Andrew Weeks
Neutral Emergence and Coarse Graining Cellular Automata
PhD thesis, University of York, 2010


Emergent systems are often thought of as special, and are often linked to desirable properties like robustness, fault tolerance and adaptability. But, though not well understood, emergence is not a magical, unfathomable property.

We introduce neutral emergence as a new way to explore emergent phenomena, showing that being good enough, enough of the time may actually yield more robust solutions more quickly.

We then use cellular automata as a substrate to investigate emergence, and find they are capable of exhibiting emergent phenomena through coarse graining. Coarse graining shows us that emergence is a relative concept – while some models may be more useful, there is no correct emergent model – and that emergence is lossy, mapping the high level model to a subset of the low level behaviour.

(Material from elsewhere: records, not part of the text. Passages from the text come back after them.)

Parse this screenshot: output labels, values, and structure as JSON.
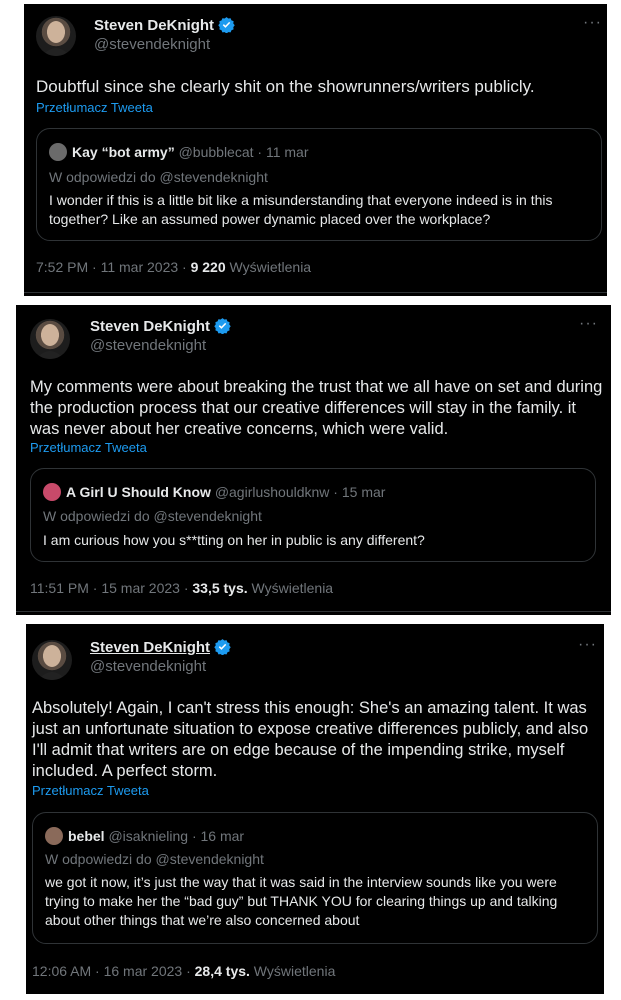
{
  "tweets": [
    {
      "author_name": "Steven DeKnight",
      "author_handle": "@stevendeknight",
      "text": "Doubtful since she clearly shit on the showrunners/writers publicly.",
      "translate": "Przetłumacz Tweeta",
      "quote": {
        "name": "Kay “bot army”",
        "meta": "@bubblecat · 11 mar",
        "reply_to": "W odpowiedzi do @stevendeknight",
        "text": "I wonder if this is a little bit like a misunderstanding that everyone indeed is in this together? Like an assumed power dynamic placed over the workplace?",
        "avatar_color": "#6b6b6b"
      },
      "time": "7:52 PM · 11 mar 2023 · ",
      "views": "9 220",
      "views_label": " Wyświetlenia"
    },
    {
      "author_name": "Steven DeKnight",
      "author_handle": "@stevendeknight",
      "text": "My comments were about breaking the trust that we all have on set and during the production process that our creative differences will stay in the family. it was never about her creative concerns, which were valid.",
      "translate": "Przetłumacz Tweeta",
      "quote": {
        "name": "A Girl U Should Know",
        "meta": "@agirlushouldknw · 15 mar",
        "reply_to": "W odpowiedzi do @stevendeknight",
        "text": "I am curious how you s**tting on her in public is any different?",
        "avatar_color": "#c84a6a"
      },
      "time": "11:51 PM · 15 mar 2023 · ",
      "views": "33,5 tys.",
      "views_label": " Wyświetlenia"
    },
    {
      "author_name": "Steven DeKnight",
      "author_handle": "@stevendeknight",
      "text": "Absolutely! Again, I can't stress this enough: She's an amazing talent. It was just an unfortunate situation to expose creative differences publicly, and also I'll admit that writers are on edge because of the impending strike, myself included. A perfect storm.",
      "translate": "Przetłumacz Tweeta",
      "quote": {
        "name": "bebel",
        "meta": "@isaknieling · 16 mar",
        "reply_to": "W odpowiedzi do @stevendeknight",
        "text": "we got it now, it’s just the way that it was said in the interview sounds like you were trying to make her the “bad guy” but THANK YOU for clearing things up and talking about other things that we’re also concerned about",
        "avatar_color": "#8a6a5a"
      },
      "time": "12:06 AM · 16 mar 2023 · ",
      "views": "28,4 tys.",
      "views_label": " Wyświetlenia"
    }
  ],
  "colors": {
    "background": "#000000",
    "text": "#e7e9ea",
    "muted": "#71767b",
    "link": "#1d9bf0",
    "border": "#2f3336"
  },
  "icons": {
    "verified": "verified-badge-icon",
    "more": "more-options-icon"
  }
}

We develop a method of quantifying the ‘goodness’ of a coarse graining (and the quality of the emergent model) and use this to find emergent models – and, later, the emergent models we want – automatically.

Full thesis : PDF 16.9MB